When researching new windows and doors for an historic home, you will find that it is possible to preserve that historic style when making your new window and door purchase. Though you may want to keep those existing windows and doors, unfortunately, many might need to be replaced due to warping. Sometimes they don’t function anymore due to other issues such as overpainting. Follow these steps to find a company and products that will preserve your historic home’s integrity while offering great new views.
Look for a company that has performed historic replacements in the past, and that has products that replicate historic styles. Both large window makers and small craftsman companies can be good options so do your research and ask the right questions of those prospective window companies you are talking to.
Your old windows are likely made of wood and new wood windows are a good alternative. But don’t count out other materials, as technology has evolved and often vinyl or fiberglass windows can replicate the look of wood.
Although you may or may not be living in the home 30 years from now, it’s a good idea to ensure that the new products are tough enough to withstand the elements to last for years to come.
With a historic renovation, preserving the historic look is number one. But also ask about window and door options that can help you save energy at the same time. Whatever material option you choose, all offer energy efficient products including those with the Energy Star label.
Find out what local codes you have to adhere to and if your home is registered as a historic site. If the answer is yes, know that you window options will be more limited. A reputable window company can help you with this, so if you ask about the codes and they don’t know, they may not be the right company for this job.

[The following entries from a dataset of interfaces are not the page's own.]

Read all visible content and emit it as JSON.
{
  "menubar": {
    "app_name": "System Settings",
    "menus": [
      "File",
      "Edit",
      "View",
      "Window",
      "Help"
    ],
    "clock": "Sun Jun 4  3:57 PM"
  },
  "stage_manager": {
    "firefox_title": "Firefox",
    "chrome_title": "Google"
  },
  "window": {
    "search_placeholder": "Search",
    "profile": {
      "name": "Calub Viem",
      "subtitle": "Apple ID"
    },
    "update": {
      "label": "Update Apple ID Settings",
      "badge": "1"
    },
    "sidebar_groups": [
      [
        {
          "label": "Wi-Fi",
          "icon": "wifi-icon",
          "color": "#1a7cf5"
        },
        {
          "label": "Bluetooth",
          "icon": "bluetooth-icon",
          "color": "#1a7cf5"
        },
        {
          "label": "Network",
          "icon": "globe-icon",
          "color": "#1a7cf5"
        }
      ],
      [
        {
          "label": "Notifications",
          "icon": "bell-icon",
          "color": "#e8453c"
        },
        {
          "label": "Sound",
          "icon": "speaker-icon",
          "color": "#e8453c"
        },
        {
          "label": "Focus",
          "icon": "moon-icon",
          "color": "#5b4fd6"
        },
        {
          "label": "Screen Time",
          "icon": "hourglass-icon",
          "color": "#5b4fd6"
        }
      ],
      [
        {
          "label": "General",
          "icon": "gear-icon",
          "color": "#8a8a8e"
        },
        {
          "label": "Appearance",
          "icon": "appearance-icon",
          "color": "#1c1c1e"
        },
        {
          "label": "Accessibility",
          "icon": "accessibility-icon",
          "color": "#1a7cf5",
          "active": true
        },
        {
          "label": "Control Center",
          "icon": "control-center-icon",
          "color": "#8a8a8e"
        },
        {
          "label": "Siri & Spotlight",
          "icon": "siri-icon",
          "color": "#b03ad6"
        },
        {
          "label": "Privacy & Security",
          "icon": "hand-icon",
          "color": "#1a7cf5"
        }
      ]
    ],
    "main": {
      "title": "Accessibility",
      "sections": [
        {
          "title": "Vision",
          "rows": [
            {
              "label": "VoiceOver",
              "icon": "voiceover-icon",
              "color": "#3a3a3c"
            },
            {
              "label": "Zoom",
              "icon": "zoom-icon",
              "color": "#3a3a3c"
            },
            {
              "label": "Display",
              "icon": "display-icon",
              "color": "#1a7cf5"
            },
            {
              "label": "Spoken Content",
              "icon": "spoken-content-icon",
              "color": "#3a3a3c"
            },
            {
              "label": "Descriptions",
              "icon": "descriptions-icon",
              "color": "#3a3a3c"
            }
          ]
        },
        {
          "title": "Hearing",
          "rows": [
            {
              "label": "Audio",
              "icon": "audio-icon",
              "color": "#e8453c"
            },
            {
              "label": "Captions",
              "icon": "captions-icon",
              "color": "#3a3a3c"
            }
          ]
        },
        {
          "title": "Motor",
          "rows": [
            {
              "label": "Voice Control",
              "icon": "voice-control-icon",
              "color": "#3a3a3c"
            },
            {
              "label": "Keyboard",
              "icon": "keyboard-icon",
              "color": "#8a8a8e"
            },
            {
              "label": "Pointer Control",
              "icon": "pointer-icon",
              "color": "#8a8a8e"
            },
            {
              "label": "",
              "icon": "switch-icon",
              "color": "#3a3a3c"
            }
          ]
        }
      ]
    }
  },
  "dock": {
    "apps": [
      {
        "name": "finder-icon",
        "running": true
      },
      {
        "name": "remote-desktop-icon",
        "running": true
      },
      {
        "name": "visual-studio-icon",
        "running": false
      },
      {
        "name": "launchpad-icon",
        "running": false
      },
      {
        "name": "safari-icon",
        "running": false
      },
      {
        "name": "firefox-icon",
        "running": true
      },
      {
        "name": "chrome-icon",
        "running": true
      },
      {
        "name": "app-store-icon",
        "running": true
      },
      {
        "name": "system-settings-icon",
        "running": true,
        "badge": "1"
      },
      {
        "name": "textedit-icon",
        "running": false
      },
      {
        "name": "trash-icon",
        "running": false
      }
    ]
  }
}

If you are replacing windows in a home that was built before 1978, your contractor must adhere to the Environmental Protection Agency’s (EPA) Lead: Renovation, Repair and Painting (LRRP) Rule. Enacted in 2008 this requires that anyone doing renovation work on residential facilities built before 1978 take steps to reduce the dust generated when paint is disturbed. The regulation requires any renovation work — and all door and window replacements — that disturbs more than six square feet of a pre-1978 home’s interior to follow rigorous work practices to protect residents from exposure to lead, which can be especially dangerous for young children. The work must be supervised by an EPA-certified renovator and performed by an EPA-certified renovation firm.
Depending on the age of the home, there may be issues around the window, such as rot, etc. Ask if your window contractor can handle these issue as well, and if yes, what the associated cost is. As long as you are improving the insulation of your windows, you may want to look for other areas of the home where energy is being lost. Your window contractor may be able to offer these services as well.
Historic renovations will often cost more for those window replacements and will vary depending on the window you choose. Replacing historic windows is often more work and can even be a custom job depending on what’s needed. Knowing this up front will help you as you evaluate the best options for your historic home.
Restoring old windows could be an option to pursue but you may find it difficult to find a company who does this. The cost of repairing a historic window can range from 70-130 percent the cost of replacing it, so it is not always a cost benefit and sometimes more work than it is worth.
If you are stressed about what types of windows to choose and how they will look, find a window company that offers a visualizer tool, which many do. This would allow you to put in wood windows, and other materials, so you can see how the new windows will fit in with the home’s historic look. This could go a long way and help you determining the right option for your home.
This type of window installation will likely require more research than that of a typical home so don’t rush. Do your homework and make sure before buying you are comfortable with your final decision. When you are ready to proceed, Glass.com can help find a window dealer near you.
© 2019 Glass.com Inc. All Rights Reserved. No reproduction without expressed written permission. Questions? Contact email@example.com.
Glass.com attempts to provide accurate information but cannot be held liable for any information provided or omitted. You should always work with a licensed, insured and reputable glass shop that can assess your specific needs and local building codes and offer professional services. Never attempt to cut, install, or otherwise work with glass yourself. All content is provided on an informational basis only.